Identifying which strategy – from print and digital advertising to doctor referrals – works best for a clinical trial site is important, said research organisation Glasgow Memory Clinic’s Fraser Inglis at the Partnership in Clinical Trials conference last month.
“We have found for example, that television [advertisement] works for us, but if I speak to American sites, they say it’s not so good … others may favour newspaper,” Inglis said.
Social media, which Inglis explained has “come to the force,” was also a preferred method for panel guest Helena Sigal, from site management organisation Sigal Site Management and Support.
On one hand, social media is a great tool to attract large audiences, but “on the other, it is difficult to find the right one,” she told delegates.
Some of these less traditional approaches can be hindered by vendor protocols, which often fail to cater to local patient groups, she added.
For example, study information written in English, but intended for German patients, takes too long to be translated for local subjects, the panel discussed.
By the time a protocol is translated into German, it is too late, Sigal said, adding that recruitment would be facilitated “if companies allow the site to develop their own recruitment concept.”
Managing partner of trial site Emovis GmbH, Bettina Bergtholdt, also said she prefers a personalised approach.

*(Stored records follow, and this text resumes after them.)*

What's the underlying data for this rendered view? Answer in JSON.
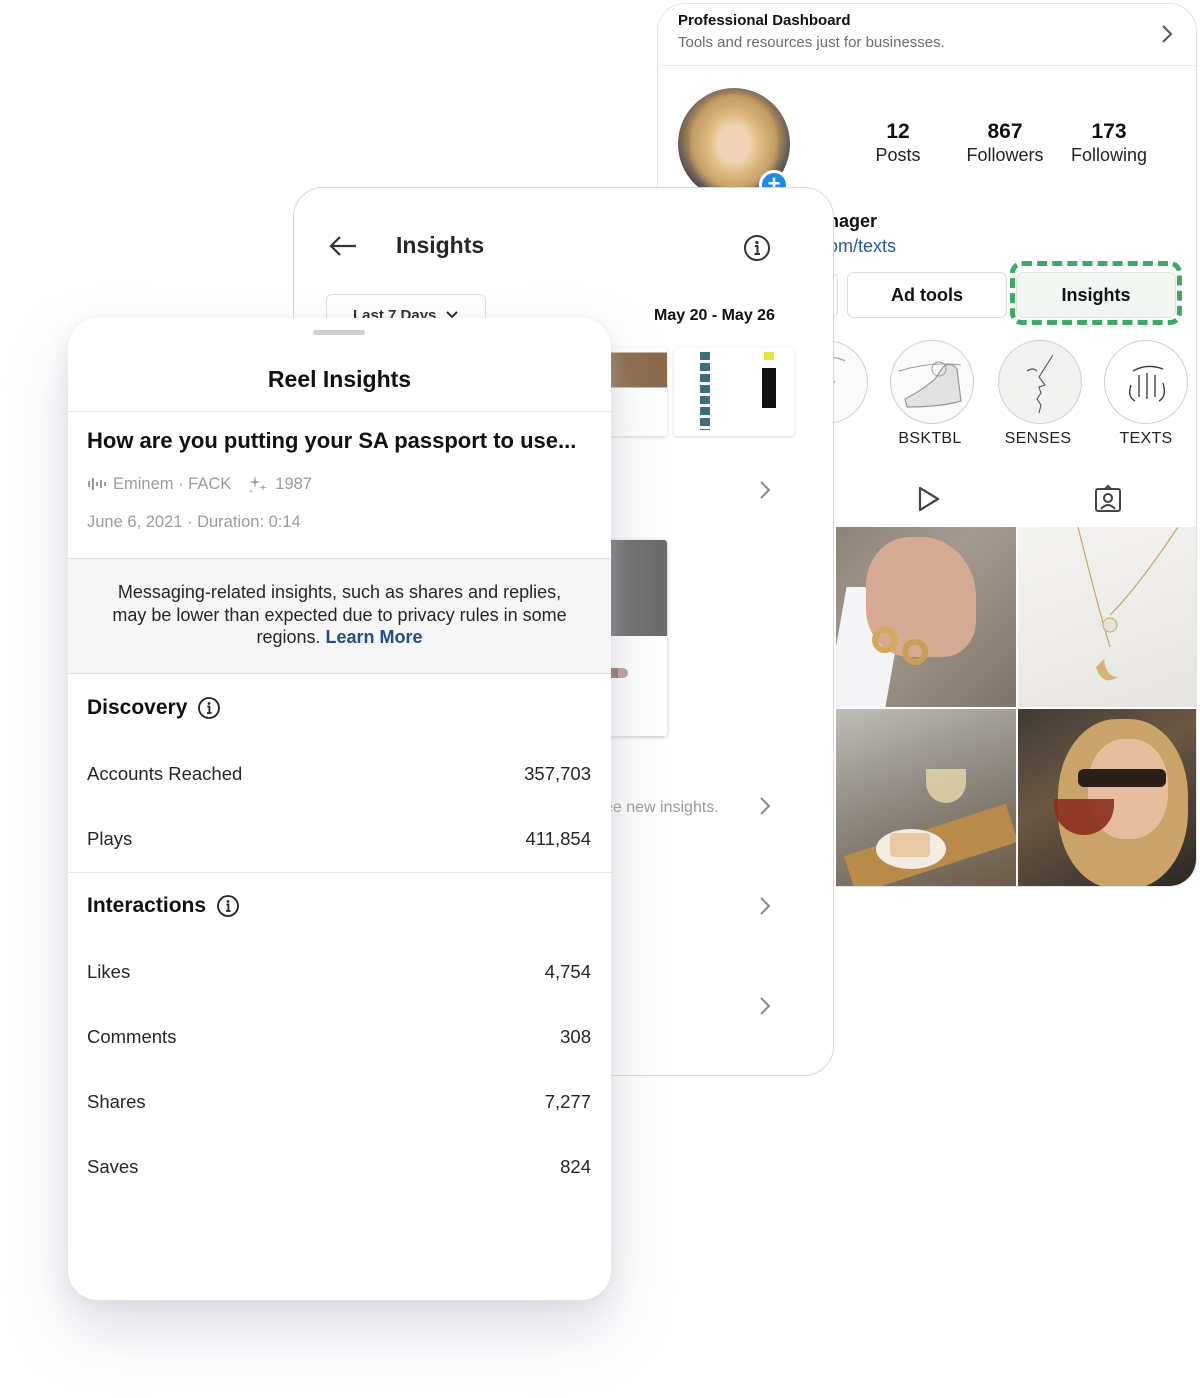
{
  "profile": {
    "dashboard_title": "Professional Dashboard",
    "dashboard_subtitle": "Tools and resources just for businesses.",
    "stats": [
      {
        "value": "12",
        "label": "Posts"
      },
      {
        "value": "867",
        "label": "Followers"
      },
      {
        "value": "173",
        "label": "Following"
      }
    ],
    "bio_name_partial": "nager",
    "bio_link_partial": "om/texts",
    "buttons": {
      "ad_tools": "Ad tools",
      "insights": "Insights"
    },
    "highlight_color": "#3daa63",
    "highlights": [
      {
        "label": ""
      },
      {
        "label": "BSKTBL"
      },
      {
        "label": "SENSES"
      },
      {
        "label": "TEXTS"
      }
    ],
    "tabs": [
      "reels-tab",
      "tagged-tab"
    ]
  },
  "insights": {
    "title": "Insights",
    "range_label": "Last 7 Days",
    "date_range": "May 20 - May 26",
    "partial_text": "ee new insights."
  },
  "reel": {
    "title": "Reel Insights",
    "post_title": "How are you putting your SA passport to use...",
    "audio": "Eminem · FACK",
    "effect": "1987",
    "date_duration": "June 6, 2021 · Duration: 0:14",
    "notice_text": "Messaging-related insights, such as shares and replies, may be lower than expected due to privacy rules in some regions.",
    "notice_link": "Learn More",
    "link_color": "#1e4f8c",
    "discovery": {
      "heading": "Discovery",
      "rows": [
        {
          "label": "Accounts Reached",
          "value": "357,703"
        },
        {
          "label": "Plays",
          "value": "411,854"
        }
      ]
    },
    "interactions": {
      "heading": "Interactions",
      "rows": [
        {
          "label": "Likes",
          "value": "4,754"
        },
        {
          "label": "Comments",
          "value": "308"
        },
        {
          "label": "Shares",
          "value": "7,277"
        },
        {
          "label": "Saves",
          "value": "824"
        }
      ]
    }
  }
}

“Why not contact the patients directly on the street, they are adults, they can decide on their own … in my experience, it’s much more successful, and it gives a much broader range of patients,” she said.